Unpublished excerpt from the 2018 novel

by Chris Offutt

From Spring 2018

Jimmy picked Tucker up at the prison and drove highway 62 to the town of Princeton, where Tucker bought a long-barreled Colt .38 Police Special.  A four-inch barrel would hide better, but Tucker liked the idea of wearing the same gun as lawmen.  They stopped at a roadside diner called the Trixie Grill and took a booth, sitting in their jackets and hats, countrymen in town.  Tucker ordered fried chicken, green beans, cornbread and coffee.  Jimmy renewed his empty stomach with another breakfast.  

Clad in a white dress, lightly stained from food, the waitress walked briskly away, nylons brushing her thighs with every step.  Her dark hair was pulled back in a ponytail, the sides held by bobby pins tipped with plastic.  Tucker couldn’t recall the last time he’d seen bobby pins, didn’t know he’d missed them.  He watched her hips twitch.  From the dormant region below his belt he felt a vague heat, a kind of stirring.  He missed his wife. 

Fastened to the end of the table was a glass-enclosed Rolodex operated by pushbuttons that presented an array of songs.  Jimmy slid a nickel in a slot and pressed the greasy buttons.  From a jukebox in the back of the diner came a raucous noise, as offensively distorted as men yelling in prison and clattering tin plates against the bars.

“What the hell is that?” Tucker said.

“Surfin’ Bird,” Jimmy said.  “Bird is the word.  It’s the Trashmen.”

“Turn it off.”
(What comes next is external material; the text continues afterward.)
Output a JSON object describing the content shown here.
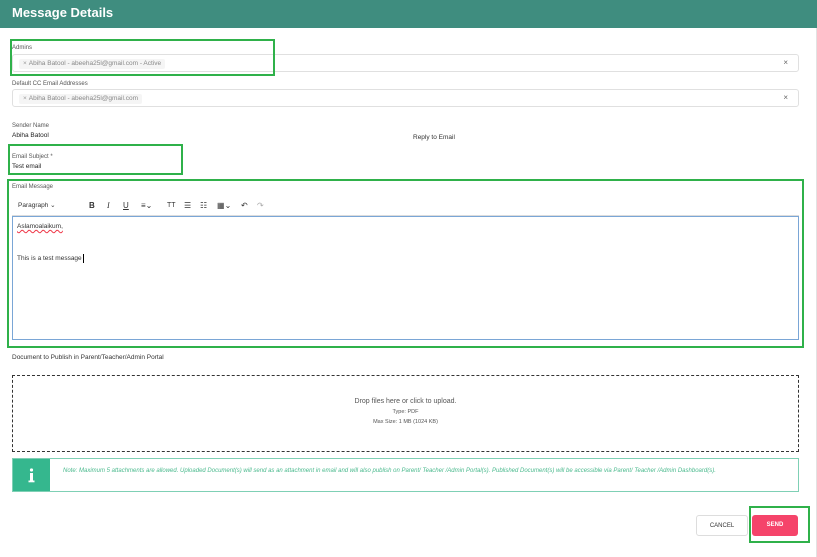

“Can’t.  Ain’t no on or off to it.”

“Go over there and unplug it.”

Jimmy’s impulse was to object until he saw the grimness in Tucker’s eyes.  He unfolded his lankness from the cramped booth, went to the back of the diner and kicked the jukebox.  The needle hopped twice and reached the blank part of the disc.  The music stopped as the mechanical arm lifted and swung to its place of rest.  The waitress gave him a dirty look and he rolled his eyes to indicate Tucker hunched over his coffee.  Jimmy returned, sliding across the swollen vinyl seat crisscrossed with tape.  

“Happy now?” he said, and regretted speaking.

“Ain’t they got no Gentleman Jim Reeve?” Tucker said.

“He died.”

“Say he died?”

“Some kind of plane crash,” Jimmy said.  “Can’t trust a plane.” 

“What about Hank Williams?”

“He died, too.  That old time shit’s done.  Now it’s surf and folk and Motown.  Want to hear it?”

Tucker shook his head.  

“It’s cool,” Jimmy said as if he was testing a new word to go with his clothes, then repeated it with more confidence.  “Cool.”

The waitress brought their meals on heavy ceramic plates and refilled their coffee.  Tucker began eating in a methodical way, forearms on the table to guard his food, one hand holding the edge of the plate in case he needed a weapon.  Six years he’d waited for cornbread and it was too dry.  Worse, Hank was dead.